The school's purpose was to beef up the girls, not slim them down, and during the first year Lewis noted an average enlargement in his students of 2½ inches in the chest, 5 inches in the waist, 1½ inches around the upper arm and 1 inch in the forearm.

"I attended his school," wrote Mrs. Lillie Chase Wyman of Hingham, "worn out in body and mind and a mere bundle of damaged nerves, but gained there courage and strength to take up the battle and begin anew."

Elizabeth Weir of Concord, who attended the school as a spectator now and then, wrote to a friend long afterward: "I remember that Louisa Alcott was a leading member of the class. One of our (then) Concord young ladies, Una Hawthorne, attended his school in Lexington, and we always enjoyed the accounts of it that she brought home from time to time."

Una Hawthorne, as a matter of fact, was only reluctantly allowed by her mother to attend the school and only under the condition that she wear her bloomers down to her shoe tops and put on a skirt when she crossed the street or was otherwise in public view. When she eventually decided to become a physical education teacher, her mother said no, and that was the end of that.

But if Una Hawthorne did not make it to the career of gymnastics teacher, there were others who did, more resolute and less dominated. A Miss Evans, a graduate of the Lewis Boston school, had for some time been instructing Mount Holyoke girls in the approved method of wand waving and marching and, when Vassar opened its doors in 1865, it had Delia F. Woods as its competent lady professor in charge of the Lewis system of gymnastics. Lucy Hunt, in the same class with Una Hawthorne, was on hand in Northampton to take over when Smith opened in 1873.

By 1882 improvement in female health had become so evident that the Associated Collegiate Alumnae was able to put forth a flat statement to the effect that of its 1,290 members, 77.85% were alive and robust and had not been harmed by college learning at all.

Today Dioclesian Lewis is all but forgotten.
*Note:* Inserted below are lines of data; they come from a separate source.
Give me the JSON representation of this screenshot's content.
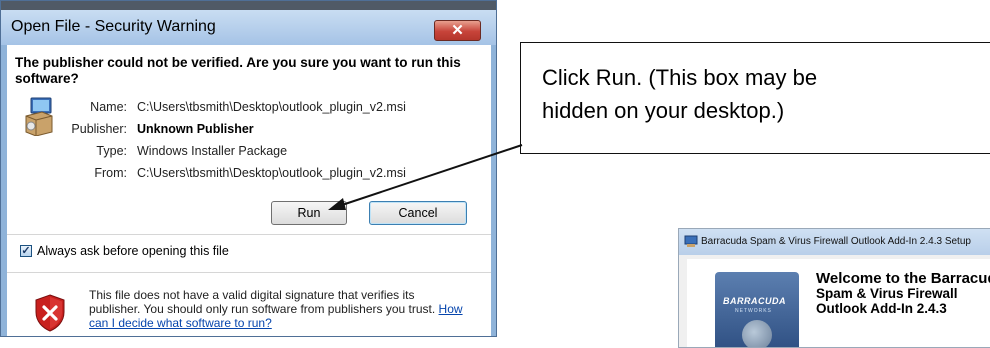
{
  "dialog": {
    "title": "Open File - Security Warning",
    "close_glyph": "✕",
    "heading": "The publisher could not be verified.  Are you sure you want to run this software?",
    "package_icon": "installer-package-icon",
    "fields": {
      "name_label": "Name:",
      "name_value": "C:\\Users\\tbsmith\\Desktop\\outlook_plugin_v2.msi",
      "publisher_label": "Publisher:",
      "publisher_value": "Unknown Publisher",
      "type_label": "Type:",
      "type_value": "Windows Installer Package",
      "from_label": "From:",
      "from_value": "C:\\Users\\tbsmith\\Desktop\\outlook_plugin_v2.msi"
    },
    "run_label": "Run",
    "cancel_label": "Cancel",
    "checkbox_label": "Always ask before opening this file",
    "checkbox_checked": true,
    "warning_icon": "shield-x-icon",
    "warning_text": "This file does not have a valid digital signature that verifies its publisher.  You should only run software from publishers you trust.",
    "link_text": "How can I decide what software to run?"
  },
  "callout": {
    "text": "Click Run. (This box may be hidden on your desktop.)"
  },
  "installer": {
    "title": "Barracuda Spam & Virus Firewall Outlook Add-In 2.4.3 Setup",
    "logo_text": "BARRACUDA",
    "logo_subtext": "NETWORKS",
    "welcome_line1": "Welcome to the Barracuda",
    "welcome_line2": "Spam & Virus Firewall",
    "welcome_line3": "Outlook Add-In 2.4.3"
  },
  "colors": {
    "dialog_frame": "#8fb3d9",
    "close_button": "#c7443a",
    "link": "#0645ad",
    "installer_logo": "#2e4f82"
  }
}
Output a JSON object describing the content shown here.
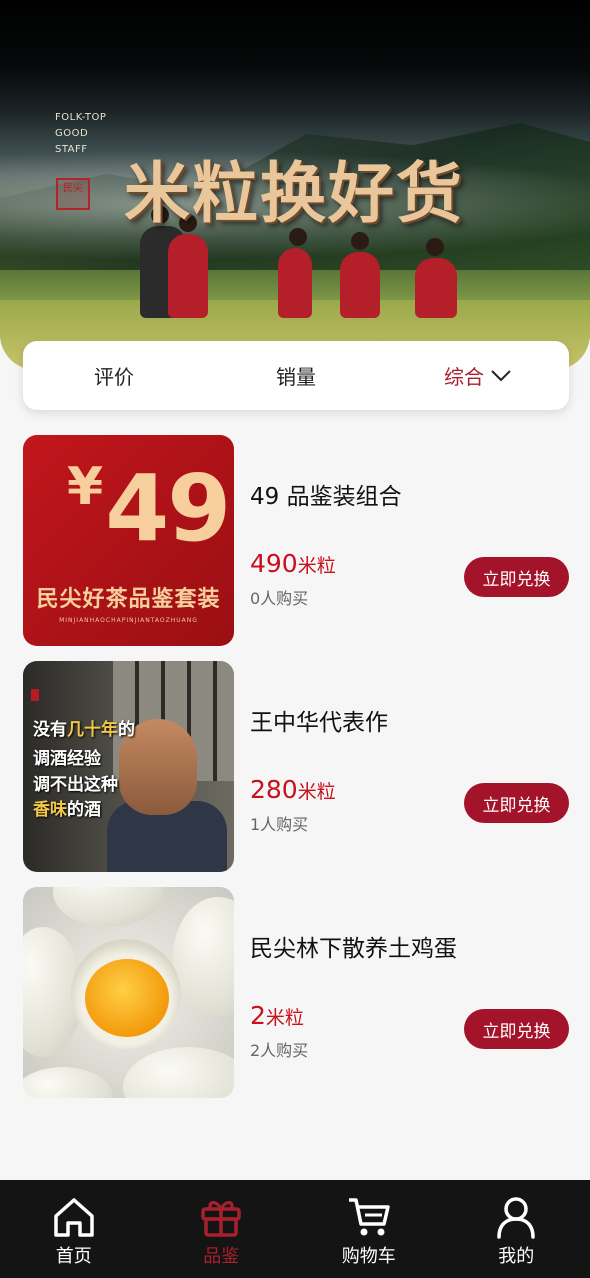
{
  "banner": {
    "brand_lines": [
      "FOLK-TOP",
      "GOOD",
      "STAFF"
    ],
    "seal_text": "民尖",
    "title": "米粒换好货"
  },
  "sort": {
    "items": [
      {
        "label": "评价",
        "active": false
      },
      {
        "label": "销量",
        "active": false
      },
      {
        "label": "综合",
        "active": true,
        "icon": "chevron-down-icon"
      }
    ]
  },
  "products": [
    {
      "name": "49 品鉴装组合",
      "price": "490",
      "unit": "米粒",
      "sold": "0人购买",
      "button": "立即兑换",
      "thumb": {
        "price_text": "49",
        "yen": "¥",
        "subtitle": "民尖好茶品鉴套装",
        "tiny": "MINJIANHAOCHAPINJIANTAOZHUANG"
      }
    },
    {
      "name": "王中华代表作",
      "price": "280",
      "unit": "米粒",
      "sold": "1人购买",
      "button": "立即兑换",
      "thumb": {
        "lines": [
          {
            "pre": "没有",
            "hl": "几十年",
            "post": "的"
          },
          {
            "pre": "调酒经验",
            "hl": "",
            "post": ""
          },
          {
            "pre": "调不出这种",
            "hl": "",
            "post": ""
          },
          {
            "pre": "",
            "hl": "香味",
            "post": "的酒"
          }
        ]
      }
    },
    {
      "name": "民尖林下散养土鸡蛋",
      "price": "2",
      "unit": "米粒",
      "sold": "2人购买",
      "button": "立即兑换"
    }
  ],
  "nav": {
    "items": [
      {
        "label": "首页",
        "icon": "home-icon",
        "active": false
      },
      {
        "label": "品鉴",
        "icon": "gift-icon",
        "active": true
      },
      {
        "label": "购物车",
        "icon": "cart-icon",
        "active": false
      },
      {
        "label": "我的",
        "icon": "user-icon",
        "active": false
      }
    ]
  },
  "colors": {
    "accent": "#a8202e",
    "price": "#c8101e",
    "button": "#a3132a",
    "navbar": "#141414"
  }
}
But in his day he was given testimonial dinners and silver bowls, and a book was written in his honor. The author was one Moses Coit Tyler, and the title was The Brawnville Papers—a story of a gymnastic Utopia centered around the Lewis system.

The citizens of the fictional Brawnville sang in chorus this tribute to Dr. Dioclesian Lewis:

Then work away till a better day
On our pill-cursed race is shining;
For the "bell" and the "ring" shall defiance fling
At the fiends of Disease and Pining.